The Kinjia is one of our top picks for packed size with measurements of 18.5 x 11.75 x 3.5 inches. It has a thin and sleek design that's both attractive and functional, and we love the incorporated handle for carrying. A fair question to ask yourself, though, is how important it is to save a little bit of space when you're car camping? Is five inches more space in the back of your car worth the sacrifice of not being able to use two large skillets? Only you can answer that question for yourself. A 10-inch skillet on one burner of this stove leaves the other side feeling quite constricted. Our testers were pretty unanimous in feeling that the extra 3-5 inches of width on many of the other compact models we tested is worth it when you consider how much more power, space, and versatility you get.
This stove is pricey and best suited for someone who values form as much as functionality. No doubt about it, it's a sexy stove. It's light, compact, and beautiful to look at, but is that worth extra money to you? Other models in our review are cheaper but include windscreens and have more power, a wider cooking area, and bigger burners. Value is subjective, so there's no shame if this stove is worth the extra money to you, and we think it might be a wonderful gift for a stylish new camper. But for your more serious eaters and anyone on a budget, it probably doesn't make sense.
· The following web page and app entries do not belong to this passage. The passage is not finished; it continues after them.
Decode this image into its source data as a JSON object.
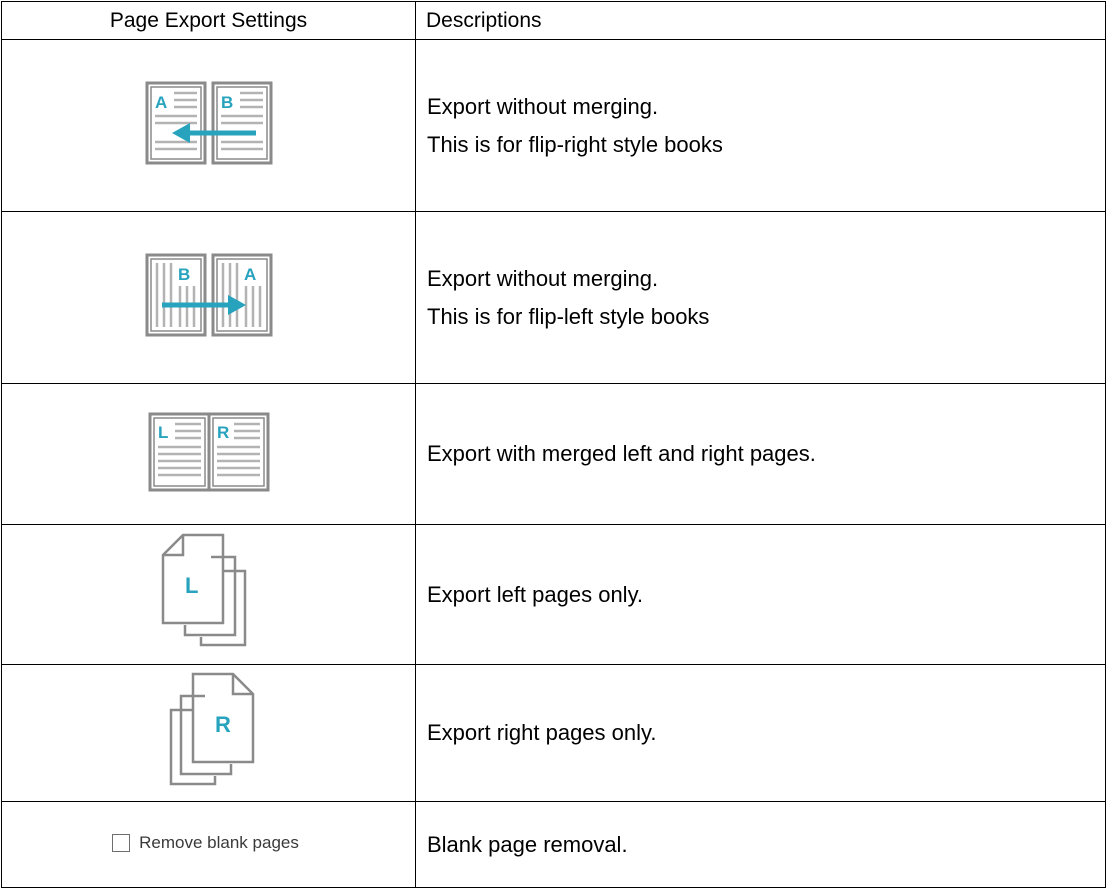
{
  "header": {
    "col1": "Page Export Settings",
    "col2": "Descriptions"
  },
  "colors": {
    "accent": "#27a3bd",
    "icon_gray": "#8a8a8a",
    "border": "#000000"
  },
  "rows": [
    {
      "icon": "flip-right-spread-icon",
      "letters": [
        "A",
        "B"
      ],
      "desc": [
        "Export without merging.",
        "This is for flip-right style books"
      ]
    },
    {
      "icon": "flip-left-spread-icon",
      "letters": [
        "B",
        "A"
      ],
      "desc": [
        "Export without merging.",
        "This is for flip-left style books"
      ]
    },
    {
      "icon": "merged-spread-icon",
      "letters": [
        "L",
        "R"
      ],
      "desc": [
        "Export with merged left and right pages."
      ]
    },
    {
      "icon": "left-pages-stack-icon",
      "letters": [
        "L"
      ],
      "desc": [
        "Export left pages only."
      ]
    },
    {
      "icon": "right-pages-stack-icon",
      "letters": [
        "R"
      ],
      "desc": [
        "Export right pages only."
      ]
    },
    {
      "icon": "checkbox-icon",
      "control_label": "Remove blank pages",
      "checked": false,
      "desc": [
        "Blank page removal."
      ]
    }
  ]
}
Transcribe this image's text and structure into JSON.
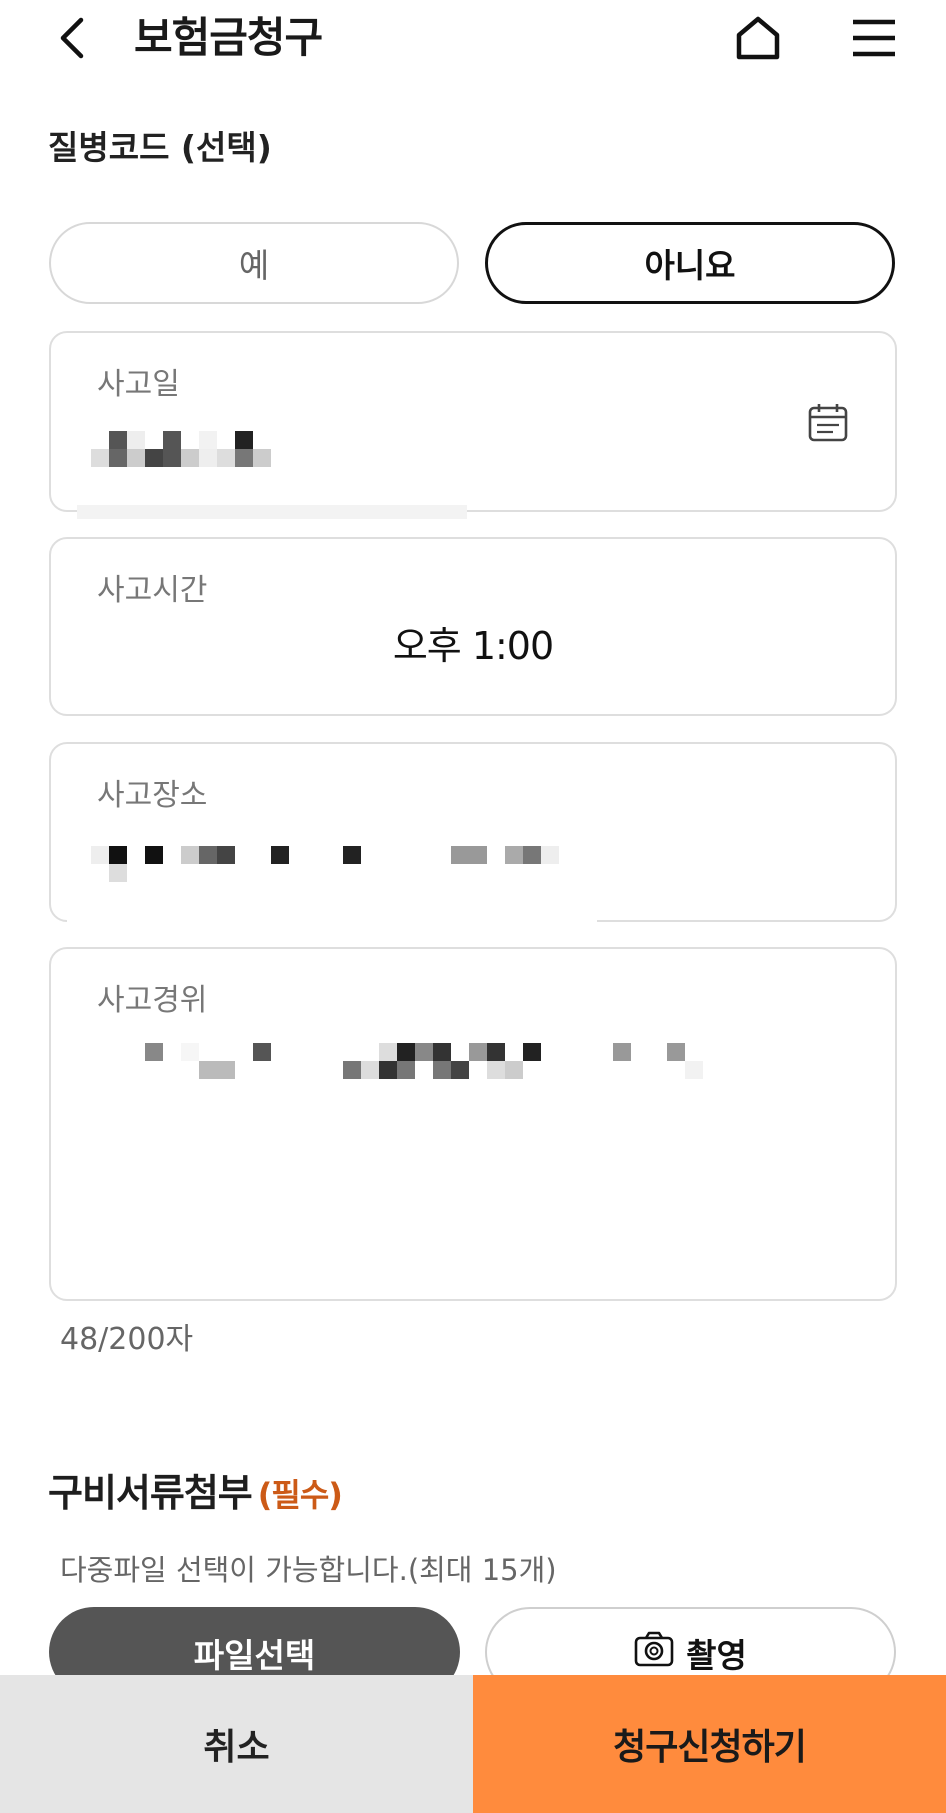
{
  "header": {
    "title": "보험금청구",
    "back_icon": "chevron-left-icon",
    "home_icon": "home-icon",
    "menu_icon": "hamburger-menu-icon"
  },
  "disease_code": {
    "title": "질병코드 (선택)",
    "yes_label": "예",
    "no_label": "아니요",
    "selected": "아니요"
  },
  "accident_date": {
    "label": "사고일",
    "icon": "calendar-icon"
  },
  "accident_time": {
    "label": "사고시간",
    "value": "오후 1:00"
  },
  "accident_place": {
    "label": "사고장소"
  },
  "accident_desc": {
    "label": "사고경위",
    "char_count": "48/200자"
  },
  "attachments": {
    "title": "구비서류첨부",
    "required_tag": "(필수)",
    "hint": "다중파일 선택이 가능합니다.(최대 15개)",
    "file_button": "파일선택",
    "shoot_button": "촬영",
    "shoot_icon": "camera-icon"
  },
  "footer": {
    "cancel_label": "취소",
    "submit_label": "청구신청하기",
    "submit_color": "#ff8b3d",
    "cancel_color": "#e5e5e5"
  }
}
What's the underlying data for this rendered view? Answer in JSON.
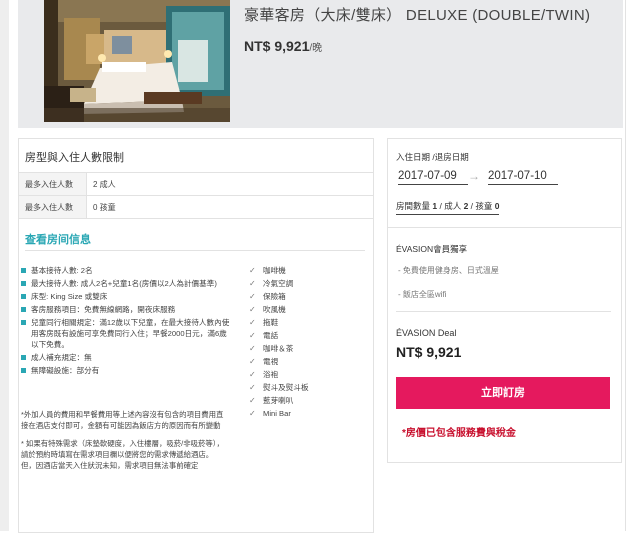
{
  "room": {
    "title": "豪華客房（大床/雙床） DELUXE (DOUBLE/TWIN)",
    "price": "NT$ 9,921",
    "price_unit": "/晚"
  },
  "occupancy": {
    "section_title": "房型與入住人數限制",
    "rows": [
      {
        "label": "最多入住人數",
        "value": "2 成人"
      },
      {
        "label": "最多入住人數",
        "value": "0 孩童"
      }
    ]
  },
  "info_link": "查看房间信息",
  "features": [
    "基本接待人數: 2名",
    "最大接待人數: 成人2名+兒童1名(房價以2人為計價基準)",
    "床型: King Size 或雙床",
    "客房服務項目：免費無線網路，開夜床服務",
    "兒童同行相關規定：滿12歲以下兒童，在最大接待人數內使用客房既有設施可享免費同行入住；早餐2000日元，滿6歲以下免費。",
    "成人補充規定：無",
    "無障礙設施：部分有"
  ],
  "amenities": [
    "咖啡機",
    "冷氣空調",
    "保險箱",
    "吹風機",
    "拖鞋",
    "電話",
    "咖啡＆茶",
    "電視",
    "浴袍",
    "熨斗及熨斗板",
    "藍芽喇叭",
    "Mini Bar"
  ],
  "notes": [
    "*外加人員的費用和早餐費用等上述內容沒有包含的項目費用直接在酒店支付即可，金額有可能因為飯店方的原因而有所變動",
    "* 如果有特殊需求（床墊軟硬度，入住樓層，吸菸/非吸菸等），請於預約時填寫在需求項目欄以便將您的需求傳遞給酒店。但，因酒店當天入住狀況未知，需求項目無法事前確定"
  ],
  "booking": {
    "dates_label": "入住日期 /退房日期",
    "checkin": "2017-07-09",
    "checkout": "2017-07-10",
    "guests_prefix": "房間數量 ",
    "rooms_count": "1",
    "adults_prefix": " / 成人 ",
    "adults_count": "2",
    "children_prefix": " / 孩童 ",
    "children_count": "0",
    "perk_title": "ÉVASION會員獨享",
    "perks": [
      "- 免費使用健身房、日式溫屋",
      "- 飯店全區wifi"
    ],
    "deal_label": "ÉVASION Deal",
    "deal_price": "NT$ 9,921",
    "book_button": "立即訂房",
    "tax_note": "*房價已包含服務費與稅金"
  },
  "colors": {
    "accent_teal": "#2aa7b4",
    "book_button_bg": "#e5195e",
    "tax_note": "#c8102e"
  }
}
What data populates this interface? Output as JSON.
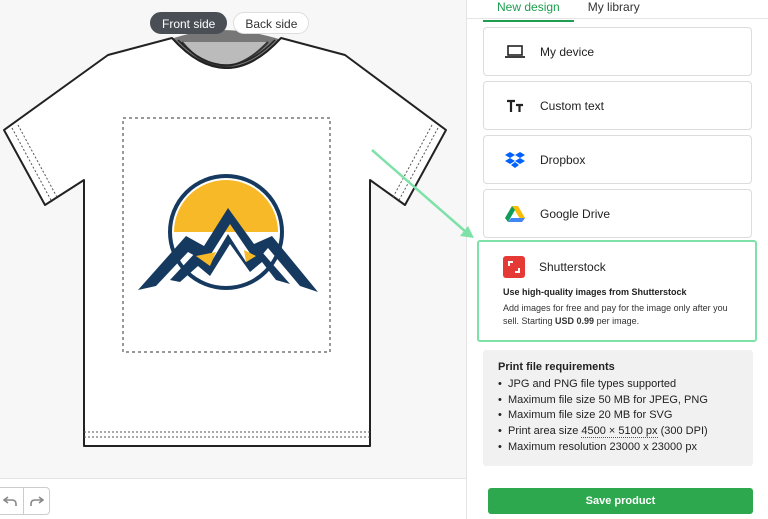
{
  "side_toggle": {
    "front": "Front side",
    "back": "Back side"
  },
  "tabs": [
    {
      "label": "New design"
    },
    {
      "label": "My library"
    }
  ],
  "options": [
    {
      "label": "My device",
      "icon": "laptop-icon"
    },
    {
      "label": "Custom text",
      "icon": "text-tt-icon"
    },
    {
      "label": "Dropbox",
      "icon": "dropbox-icon"
    },
    {
      "label": "Google Drive",
      "icon": "google-drive-icon"
    }
  ],
  "shutterstock": {
    "label": "Shutterstock",
    "icon": "shutterstock-icon",
    "headline": "Use high-quality images from Shutterstock",
    "desc_prefix": "Add images for free and pay for the image only after you sell. Starting ",
    "price": "USD 0.99",
    "desc_suffix": " per image."
  },
  "requirements": {
    "title": "Print file requirements",
    "items": [
      "JPG and PNG file types supported",
      "Maximum file size 50 MB for JPEG, PNG",
      "Maximum file size 20 MB for SVG",
      "Maximum resolution 23000 x 23000 px"
    ],
    "print_area_prefix": "Print area size ",
    "print_area_value": "4500 × 5100 px",
    "print_area_suffix": " (300 DPI)"
  },
  "save_label": "Save product",
  "colors": {
    "accent": "#1e9e4e",
    "highlight": "#7ee2a8",
    "save": "#2ea84f",
    "shutterstock": "#e53935"
  }
}
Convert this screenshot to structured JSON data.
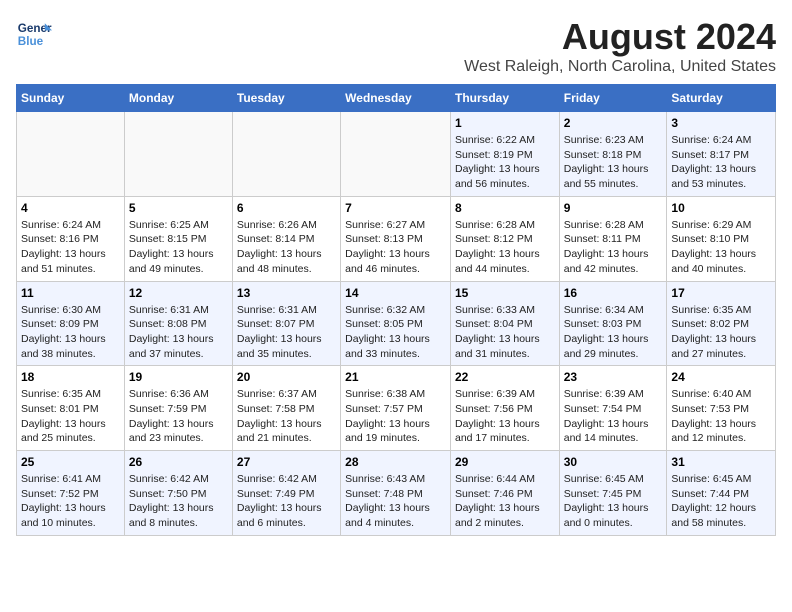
{
  "header": {
    "logo_line1": "General",
    "logo_line2": "Blue",
    "title": "August 2024",
    "subtitle": "West Raleigh, North Carolina, United States"
  },
  "days_of_week": [
    "Sunday",
    "Monday",
    "Tuesday",
    "Wednesday",
    "Thursday",
    "Friday",
    "Saturday"
  ],
  "weeks": [
    [
      {
        "day": "",
        "info": ""
      },
      {
        "day": "",
        "info": ""
      },
      {
        "day": "",
        "info": ""
      },
      {
        "day": "",
        "info": ""
      },
      {
        "day": "1",
        "info": "Sunrise: 6:22 AM\nSunset: 8:19 PM\nDaylight: 13 hours\nand 56 minutes."
      },
      {
        "day": "2",
        "info": "Sunrise: 6:23 AM\nSunset: 8:18 PM\nDaylight: 13 hours\nand 55 minutes."
      },
      {
        "day": "3",
        "info": "Sunrise: 6:24 AM\nSunset: 8:17 PM\nDaylight: 13 hours\nand 53 minutes."
      }
    ],
    [
      {
        "day": "4",
        "info": "Sunrise: 6:24 AM\nSunset: 8:16 PM\nDaylight: 13 hours\nand 51 minutes."
      },
      {
        "day": "5",
        "info": "Sunrise: 6:25 AM\nSunset: 8:15 PM\nDaylight: 13 hours\nand 49 minutes."
      },
      {
        "day": "6",
        "info": "Sunrise: 6:26 AM\nSunset: 8:14 PM\nDaylight: 13 hours\nand 48 minutes."
      },
      {
        "day": "7",
        "info": "Sunrise: 6:27 AM\nSunset: 8:13 PM\nDaylight: 13 hours\nand 46 minutes."
      },
      {
        "day": "8",
        "info": "Sunrise: 6:28 AM\nSunset: 8:12 PM\nDaylight: 13 hours\nand 44 minutes."
      },
      {
        "day": "9",
        "info": "Sunrise: 6:28 AM\nSunset: 8:11 PM\nDaylight: 13 hours\nand 42 minutes."
      },
      {
        "day": "10",
        "info": "Sunrise: 6:29 AM\nSunset: 8:10 PM\nDaylight: 13 hours\nand 40 minutes."
      }
    ],
    [
      {
        "day": "11",
        "info": "Sunrise: 6:30 AM\nSunset: 8:09 PM\nDaylight: 13 hours\nand 38 minutes."
      },
      {
        "day": "12",
        "info": "Sunrise: 6:31 AM\nSunset: 8:08 PM\nDaylight: 13 hours\nand 37 minutes."
      },
      {
        "day": "13",
        "info": "Sunrise: 6:31 AM\nSunset: 8:07 PM\nDaylight: 13 hours\nand 35 minutes."
      },
      {
        "day": "14",
        "info": "Sunrise: 6:32 AM\nSunset: 8:05 PM\nDaylight: 13 hours\nand 33 minutes."
      },
      {
        "day": "15",
        "info": "Sunrise: 6:33 AM\nSunset: 8:04 PM\nDaylight: 13 hours\nand 31 minutes."
      },
      {
        "day": "16",
        "info": "Sunrise: 6:34 AM\nSunset: 8:03 PM\nDaylight: 13 hours\nand 29 minutes."
      },
      {
        "day": "17",
        "info": "Sunrise: 6:35 AM\nSunset: 8:02 PM\nDaylight: 13 hours\nand 27 minutes."
      }
    ],
    [
      {
        "day": "18",
        "info": "Sunrise: 6:35 AM\nSunset: 8:01 PM\nDaylight: 13 hours\nand 25 minutes."
      },
      {
        "day": "19",
        "info": "Sunrise: 6:36 AM\nSunset: 7:59 PM\nDaylight: 13 hours\nand 23 minutes."
      },
      {
        "day": "20",
        "info": "Sunrise: 6:37 AM\nSunset: 7:58 PM\nDaylight: 13 hours\nand 21 minutes."
      },
      {
        "day": "21",
        "info": "Sunrise: 6:38 AM\nSunset: 7:57 PM\nDaylight: 13 hours\nand 19 minutes."
      },
      {
        "day": "22",
        "info": "Sunrise: 6:39 AM\nSunset: 7:56 PM\nDaylight: 13 hours\nand 17 minutes."
      },
      {
        "day": "23",
        "info": "Sunrise: 6:39 AM\nSunset: 7:54 PM\nDaylight: 13 hours\nand 14 minutes."
      },
      {
        "day": "24",
        "info": "Sunrise: 6:40 AM\nSunset: 7:53 PM\nDaylight: 13 hours\nand 12 minutes."
      }
    ],
    [
      {
        "day": "25",
        "info": "Sunrise: 6:41 AM\nSunset: 7:52 PM\nDaylight: 13 hours\nand 10 minutes."
      },
      {
        "day": "26",
        "info": "Sunrise: 6:42 AM\nSunset: 7:50 PM\nDaylight: 13 hours\nand 8 minutes."
      },
      {
        "day": "27",
        "info": "Sunrise: 6:42 AM\nSunset: 7:49 PM\nDaylight: 13 hours\nand 6 minutes."
      },
      {
        "day": "28",
        "info": "Sunrise: 6:43 AM\nSunset: 7:48 PM\nDaylight: 13 hours\nand 4 minutes."
      },
      {
        "day": "29",
        "info": "Sunrise: 6:44 AM\nSunset: 7:46 PM\nDaylight: 13 hours\nand 2 minutes."
      },
      {
        "day": "30",
        "info": "Sunrise: 6:45 AM\nSunset: 7:45 PM\nDaylight: 13 hours\nand 0 minutes."
      },
      {
        "day": "31",
        "info": "Sunrise: 6:45 AM\nSunset: 7:44 PM\nDaylight: 12 hours\nand 58 minutes."
      }
    ]
  ]
}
The Kinjia is a compact and well-designed stove that sets up and packs down easily and simmers like a dream. For the right situations, it's a lovely stove. Even though it has small burners, no windscreen, and only 7,000 BTUs per burner, it boils pretty efficiently. It's a smart, solid design. But it's quite expensive and doesn't offer the power or space of many of the other compact two-burners we tested.
— Penney Garrett